(Records provided begins)

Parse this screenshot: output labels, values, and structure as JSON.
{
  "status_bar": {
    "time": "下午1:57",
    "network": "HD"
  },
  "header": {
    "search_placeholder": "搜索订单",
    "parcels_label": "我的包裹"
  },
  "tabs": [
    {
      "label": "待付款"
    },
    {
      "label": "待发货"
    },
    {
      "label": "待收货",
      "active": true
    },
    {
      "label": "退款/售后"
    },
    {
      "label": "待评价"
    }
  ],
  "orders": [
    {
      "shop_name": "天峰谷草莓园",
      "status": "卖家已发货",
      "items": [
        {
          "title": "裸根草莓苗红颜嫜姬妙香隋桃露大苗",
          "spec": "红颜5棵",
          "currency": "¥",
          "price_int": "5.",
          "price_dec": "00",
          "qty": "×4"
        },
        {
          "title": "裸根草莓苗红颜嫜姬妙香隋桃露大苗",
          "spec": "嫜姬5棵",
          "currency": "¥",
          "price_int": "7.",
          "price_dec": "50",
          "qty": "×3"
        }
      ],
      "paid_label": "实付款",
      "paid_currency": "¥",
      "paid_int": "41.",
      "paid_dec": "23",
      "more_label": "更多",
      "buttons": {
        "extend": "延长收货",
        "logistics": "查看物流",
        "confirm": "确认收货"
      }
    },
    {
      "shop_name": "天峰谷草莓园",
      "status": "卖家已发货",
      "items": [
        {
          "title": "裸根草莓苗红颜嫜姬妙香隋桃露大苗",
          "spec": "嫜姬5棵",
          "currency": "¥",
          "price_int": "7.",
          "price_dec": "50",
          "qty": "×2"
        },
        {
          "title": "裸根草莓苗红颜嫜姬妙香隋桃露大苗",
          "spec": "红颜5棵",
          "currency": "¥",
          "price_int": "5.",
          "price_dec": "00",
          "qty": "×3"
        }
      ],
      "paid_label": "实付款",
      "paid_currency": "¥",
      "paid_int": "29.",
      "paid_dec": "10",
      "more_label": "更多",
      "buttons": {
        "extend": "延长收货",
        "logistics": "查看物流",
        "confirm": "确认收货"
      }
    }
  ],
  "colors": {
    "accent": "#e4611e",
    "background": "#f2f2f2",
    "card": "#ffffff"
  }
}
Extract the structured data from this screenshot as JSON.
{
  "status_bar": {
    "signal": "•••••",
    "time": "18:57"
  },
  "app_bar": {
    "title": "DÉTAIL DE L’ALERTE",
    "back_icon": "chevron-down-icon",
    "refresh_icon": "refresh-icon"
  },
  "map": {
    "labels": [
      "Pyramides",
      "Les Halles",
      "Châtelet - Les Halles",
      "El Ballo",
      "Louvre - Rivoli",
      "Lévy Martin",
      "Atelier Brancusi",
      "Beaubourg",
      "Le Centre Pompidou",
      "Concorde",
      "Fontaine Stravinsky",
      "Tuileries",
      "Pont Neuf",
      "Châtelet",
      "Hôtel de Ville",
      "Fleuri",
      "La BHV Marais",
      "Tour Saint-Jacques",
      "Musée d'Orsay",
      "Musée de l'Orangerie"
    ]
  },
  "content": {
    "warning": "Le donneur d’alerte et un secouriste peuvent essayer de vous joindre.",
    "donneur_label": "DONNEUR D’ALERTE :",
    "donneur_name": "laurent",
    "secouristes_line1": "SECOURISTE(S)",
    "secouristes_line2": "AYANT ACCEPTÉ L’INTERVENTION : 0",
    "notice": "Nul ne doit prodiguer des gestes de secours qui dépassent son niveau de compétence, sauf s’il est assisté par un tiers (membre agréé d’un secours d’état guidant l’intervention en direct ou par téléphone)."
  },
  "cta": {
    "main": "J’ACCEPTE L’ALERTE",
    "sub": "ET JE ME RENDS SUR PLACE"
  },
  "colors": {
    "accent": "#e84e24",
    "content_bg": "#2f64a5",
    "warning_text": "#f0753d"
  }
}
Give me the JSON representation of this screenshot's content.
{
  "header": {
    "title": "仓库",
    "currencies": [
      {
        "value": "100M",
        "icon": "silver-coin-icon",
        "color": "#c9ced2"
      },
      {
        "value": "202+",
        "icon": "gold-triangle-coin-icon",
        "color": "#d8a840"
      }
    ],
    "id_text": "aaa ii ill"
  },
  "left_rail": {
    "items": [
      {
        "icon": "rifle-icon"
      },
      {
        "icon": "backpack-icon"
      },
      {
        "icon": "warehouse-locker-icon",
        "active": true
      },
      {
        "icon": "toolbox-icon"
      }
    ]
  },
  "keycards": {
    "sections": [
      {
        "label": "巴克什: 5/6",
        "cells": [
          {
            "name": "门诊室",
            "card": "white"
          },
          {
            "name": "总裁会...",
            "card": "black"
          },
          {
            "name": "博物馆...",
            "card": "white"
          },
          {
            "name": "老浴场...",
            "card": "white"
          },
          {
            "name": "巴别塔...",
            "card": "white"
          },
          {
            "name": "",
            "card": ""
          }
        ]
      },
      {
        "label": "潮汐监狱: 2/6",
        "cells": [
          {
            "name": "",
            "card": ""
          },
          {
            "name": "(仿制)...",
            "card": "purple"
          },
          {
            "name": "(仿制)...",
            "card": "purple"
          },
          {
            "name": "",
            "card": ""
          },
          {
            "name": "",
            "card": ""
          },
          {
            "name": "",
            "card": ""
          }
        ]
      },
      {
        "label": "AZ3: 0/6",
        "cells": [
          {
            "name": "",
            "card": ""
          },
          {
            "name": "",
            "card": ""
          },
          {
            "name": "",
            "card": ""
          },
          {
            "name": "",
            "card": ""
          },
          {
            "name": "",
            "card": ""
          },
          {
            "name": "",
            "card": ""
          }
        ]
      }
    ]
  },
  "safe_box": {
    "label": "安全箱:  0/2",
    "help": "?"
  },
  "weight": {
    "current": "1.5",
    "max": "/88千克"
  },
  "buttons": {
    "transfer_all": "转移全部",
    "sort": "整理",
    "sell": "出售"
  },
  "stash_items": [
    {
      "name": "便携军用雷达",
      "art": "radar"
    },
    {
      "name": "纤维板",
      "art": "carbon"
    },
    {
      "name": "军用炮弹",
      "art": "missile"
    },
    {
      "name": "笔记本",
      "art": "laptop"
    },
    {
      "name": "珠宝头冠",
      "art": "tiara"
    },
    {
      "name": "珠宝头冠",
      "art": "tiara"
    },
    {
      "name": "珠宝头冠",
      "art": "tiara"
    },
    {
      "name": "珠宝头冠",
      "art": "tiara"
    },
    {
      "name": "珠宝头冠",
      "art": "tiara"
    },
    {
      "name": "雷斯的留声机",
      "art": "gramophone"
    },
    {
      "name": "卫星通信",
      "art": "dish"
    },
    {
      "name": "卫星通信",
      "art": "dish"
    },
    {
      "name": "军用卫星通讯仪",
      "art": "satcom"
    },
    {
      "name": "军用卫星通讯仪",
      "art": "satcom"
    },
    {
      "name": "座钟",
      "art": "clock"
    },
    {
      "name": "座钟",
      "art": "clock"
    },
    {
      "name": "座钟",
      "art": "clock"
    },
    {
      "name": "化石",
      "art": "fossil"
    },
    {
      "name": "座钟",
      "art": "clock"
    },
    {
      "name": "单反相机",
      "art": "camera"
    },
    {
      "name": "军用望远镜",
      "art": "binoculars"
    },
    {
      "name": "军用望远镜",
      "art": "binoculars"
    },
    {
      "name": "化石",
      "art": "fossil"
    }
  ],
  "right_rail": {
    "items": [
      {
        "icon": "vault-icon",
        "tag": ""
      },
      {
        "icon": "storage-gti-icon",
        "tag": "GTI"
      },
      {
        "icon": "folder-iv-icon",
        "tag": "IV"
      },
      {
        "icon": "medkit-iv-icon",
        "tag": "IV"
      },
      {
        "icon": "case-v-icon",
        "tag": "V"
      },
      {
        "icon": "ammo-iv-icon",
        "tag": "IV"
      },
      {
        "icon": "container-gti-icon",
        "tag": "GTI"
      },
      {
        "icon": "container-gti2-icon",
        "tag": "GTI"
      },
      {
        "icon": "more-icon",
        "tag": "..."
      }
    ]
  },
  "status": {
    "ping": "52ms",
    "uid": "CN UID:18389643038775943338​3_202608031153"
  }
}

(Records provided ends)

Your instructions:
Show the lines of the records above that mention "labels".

Answer below:
Parse this screenshot: output labels, values, and structure as JSON.
    "labels": [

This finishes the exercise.